Cutting Red Tape is called for by the latest ACNC and Deloitte joint report.

The ongoing issues surrounding the complex regulatory requirements for charities in Australia were put into some perspective recently with the release of a report by Deloitte Access Economics.

Commissioned by the Australian Charities and Not-for-Profits Commission (ACNC), the report entitled:
Australian Charities and the Not-For-Profit Commission – Cutting Red Tape has its focus on ‘Options to align State, Territory and Commonwealth charity regulation’. It delves into the confusing and overly duplicated requirements for Charities to remain compliant on both an Industry, State and Commonwealth level.

Jumping through many Hoops

With many Charities and NFP organisations having multi-state representation, it was obvious, reading the report, that there was an urgent need for these regulations to be considerably reviewed.

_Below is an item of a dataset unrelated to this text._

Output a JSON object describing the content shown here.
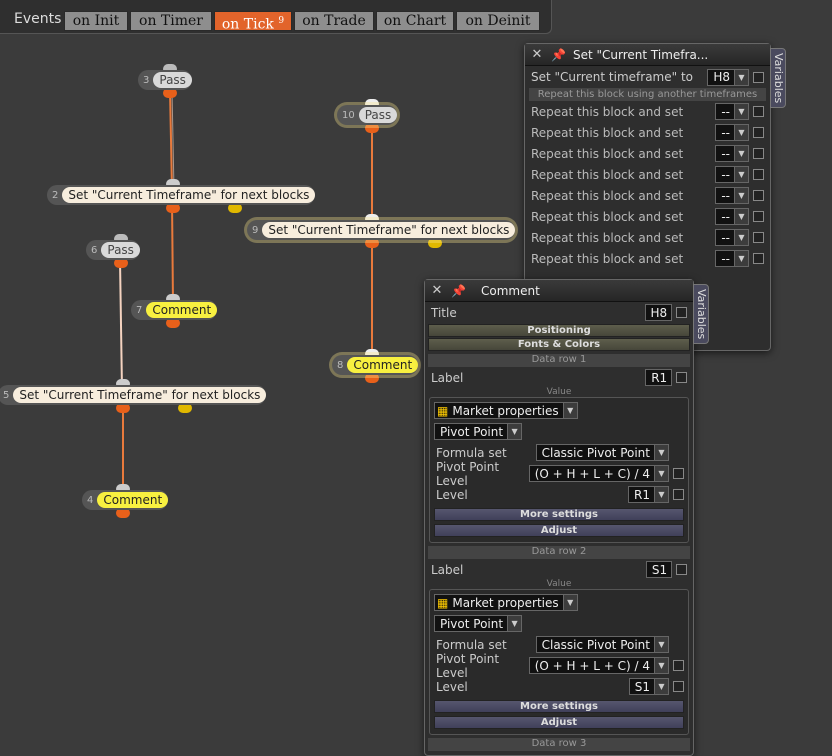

Some major burdens were highlighted in the report not the least being that legislative arrangements had not kept pace with the development of contemporary fundraising such as web-based donations and crowdfunding. While residing in one state, organisations were having to be compliant in ALL states where the money was collected – even if only via the net. The resulting compliance costs effectively minimising their ability to operate at a sustainable level.

Variation between the States and Commonwealth in terms of compliance reporting was highlighted as a major concern with unnecessary burden being placed upon organisations.

Some Realistic Options

The basic idea of the commissioned report is that the requirements for charitable organisations in Australia needed to be updated to take into account the new environment. Changes in funding, especially considering the roll-out of the National Disability Insurance Scheme (NDIS), and to the manner in which fundraising and charity work was delivered, requires that the ACNC, State and Commonwealth Government should all somehow work towards an alignment of their policies and regulations.

Having developed a compelling argument for change, the report goes on to present a range of options which were put forward with a view to at least getting some movement to the current situation:

  • Base case – Continuation of the current arrangements
  • Option 1 – ACNC obligations fulfil State and Territory regulatory requirements
  • Option 2 – Alignment of State, Territory and ACNC regulatory obligations
  • Option 3 – ACNC as the central regulatory body

Initial recommendations highlighted the initial adoption of Option 1 being seen as the best “bang for the buck”. While this would see the least disruption to the present system, the potential for major savings would come with the adoption of Option 3 as the most efficient way to eliminate the Red Tape and minimise cost.

To put things in perspective, it is estimated that the present cost to the Australian Charity sector (approx. 54,000 organisations) is in the vicinity of $34.9m annually.

The options presented above would provide the following savings against the base case figure (above).

Option 1 – $14.31m

Option 2 – $19.60m

Option 3 – $29.38m

With the possibilities of achieving such impressive savings, it would stand to reason that some action has to be taken soon. The ongoing development of the charity and non-profit sector in Australia must be acknowledged by the regulators – these changes are well past their due date!